That sinking feline
Not all people think cats are cuddly bundles of fur. For some, they are beasts that strike fear into their very soul. Justine Hankins investigates cat-phobia
What do Alexander the Great, Julius Caesar, Genghis Khan, Napoleon, Mussolini and Hitler have in common? One or two things spring to mind, obviously, but tyranny and a thirst for world domination are not what concern us here. All are reputed to have suffered from ailurophobia - the fear of cats. That's not to say that they didn't much care for cats or held felines to be inferior to, say, dogs or horses; allegedly, they were palm-sweatingly, spine-tinglingly, stomach-churningly terror-struck by pussycats.

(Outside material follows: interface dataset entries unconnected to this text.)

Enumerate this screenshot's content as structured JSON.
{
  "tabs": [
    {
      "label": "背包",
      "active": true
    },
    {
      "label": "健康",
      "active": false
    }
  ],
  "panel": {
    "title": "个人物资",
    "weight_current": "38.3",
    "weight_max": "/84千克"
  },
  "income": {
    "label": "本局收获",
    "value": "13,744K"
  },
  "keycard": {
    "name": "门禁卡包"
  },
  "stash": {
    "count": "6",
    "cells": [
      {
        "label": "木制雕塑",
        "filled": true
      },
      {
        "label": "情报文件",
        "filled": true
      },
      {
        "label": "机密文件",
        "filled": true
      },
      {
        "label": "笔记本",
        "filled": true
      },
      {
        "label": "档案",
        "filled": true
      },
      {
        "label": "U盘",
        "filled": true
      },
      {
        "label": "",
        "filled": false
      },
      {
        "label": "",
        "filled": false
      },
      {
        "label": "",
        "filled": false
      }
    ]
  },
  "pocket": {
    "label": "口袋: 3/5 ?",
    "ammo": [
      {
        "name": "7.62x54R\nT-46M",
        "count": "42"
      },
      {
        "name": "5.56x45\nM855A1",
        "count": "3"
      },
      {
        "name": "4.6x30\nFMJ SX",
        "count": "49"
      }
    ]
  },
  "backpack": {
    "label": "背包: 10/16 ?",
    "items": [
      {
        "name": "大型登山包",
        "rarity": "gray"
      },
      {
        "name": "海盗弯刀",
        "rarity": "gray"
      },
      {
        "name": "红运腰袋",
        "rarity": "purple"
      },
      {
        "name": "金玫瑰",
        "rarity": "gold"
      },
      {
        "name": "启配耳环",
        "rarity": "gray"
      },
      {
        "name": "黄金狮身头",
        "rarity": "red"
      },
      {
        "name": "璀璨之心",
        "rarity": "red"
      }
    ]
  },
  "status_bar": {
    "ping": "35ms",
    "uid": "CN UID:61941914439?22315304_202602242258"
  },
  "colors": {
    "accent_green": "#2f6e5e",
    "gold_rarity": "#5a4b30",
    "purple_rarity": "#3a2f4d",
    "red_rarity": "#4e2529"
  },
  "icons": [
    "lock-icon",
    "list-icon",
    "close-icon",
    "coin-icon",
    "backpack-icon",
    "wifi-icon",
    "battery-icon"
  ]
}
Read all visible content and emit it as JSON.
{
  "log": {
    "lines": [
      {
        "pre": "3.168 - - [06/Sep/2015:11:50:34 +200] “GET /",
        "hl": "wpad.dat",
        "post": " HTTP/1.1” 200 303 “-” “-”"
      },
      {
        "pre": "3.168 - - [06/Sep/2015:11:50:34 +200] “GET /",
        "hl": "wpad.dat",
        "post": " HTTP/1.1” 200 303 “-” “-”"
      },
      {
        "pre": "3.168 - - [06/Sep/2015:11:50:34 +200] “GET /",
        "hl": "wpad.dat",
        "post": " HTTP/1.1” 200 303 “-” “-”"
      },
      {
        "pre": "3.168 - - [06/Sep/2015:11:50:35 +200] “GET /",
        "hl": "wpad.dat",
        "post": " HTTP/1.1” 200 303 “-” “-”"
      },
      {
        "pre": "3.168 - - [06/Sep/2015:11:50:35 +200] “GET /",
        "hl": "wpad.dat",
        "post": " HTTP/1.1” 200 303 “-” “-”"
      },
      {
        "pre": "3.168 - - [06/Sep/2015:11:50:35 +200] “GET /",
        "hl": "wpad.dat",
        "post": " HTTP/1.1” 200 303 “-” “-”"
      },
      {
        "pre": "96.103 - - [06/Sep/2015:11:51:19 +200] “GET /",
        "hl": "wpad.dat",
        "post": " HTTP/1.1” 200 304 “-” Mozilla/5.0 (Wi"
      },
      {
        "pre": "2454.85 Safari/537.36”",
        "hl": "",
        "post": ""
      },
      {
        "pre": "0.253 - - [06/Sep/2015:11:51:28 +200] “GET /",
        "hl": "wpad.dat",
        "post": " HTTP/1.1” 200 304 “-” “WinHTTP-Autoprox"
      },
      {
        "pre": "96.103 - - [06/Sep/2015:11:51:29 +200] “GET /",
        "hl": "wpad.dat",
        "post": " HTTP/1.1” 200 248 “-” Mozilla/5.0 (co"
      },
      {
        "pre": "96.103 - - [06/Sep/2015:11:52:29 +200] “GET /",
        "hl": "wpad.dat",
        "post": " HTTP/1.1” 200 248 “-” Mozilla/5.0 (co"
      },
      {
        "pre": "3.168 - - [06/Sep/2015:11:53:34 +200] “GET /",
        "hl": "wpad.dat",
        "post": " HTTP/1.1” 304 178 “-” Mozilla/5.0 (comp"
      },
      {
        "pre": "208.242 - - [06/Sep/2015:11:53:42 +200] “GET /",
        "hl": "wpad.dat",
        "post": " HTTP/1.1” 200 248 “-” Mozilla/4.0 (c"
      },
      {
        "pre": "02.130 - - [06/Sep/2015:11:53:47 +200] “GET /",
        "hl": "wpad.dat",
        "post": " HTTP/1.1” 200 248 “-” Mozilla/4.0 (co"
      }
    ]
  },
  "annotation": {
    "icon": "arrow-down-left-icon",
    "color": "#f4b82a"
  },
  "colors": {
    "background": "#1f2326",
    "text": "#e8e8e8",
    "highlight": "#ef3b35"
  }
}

I say allegedly because the vast library of cat love doesn't tend to trouble itself with footnotes. I have no idea if anyone really knows (or cares) how Hitler or Mussolini felt about cats, or where the story about Alexander falling into a swoon at the sight of a cat originates, but ailurophiles seem irresistibly drawn to the idea that cat aversion is an indication of a brutish, insensitive temperament. "Artists like cats; soldiers like dogs," as Desmond Morris once said.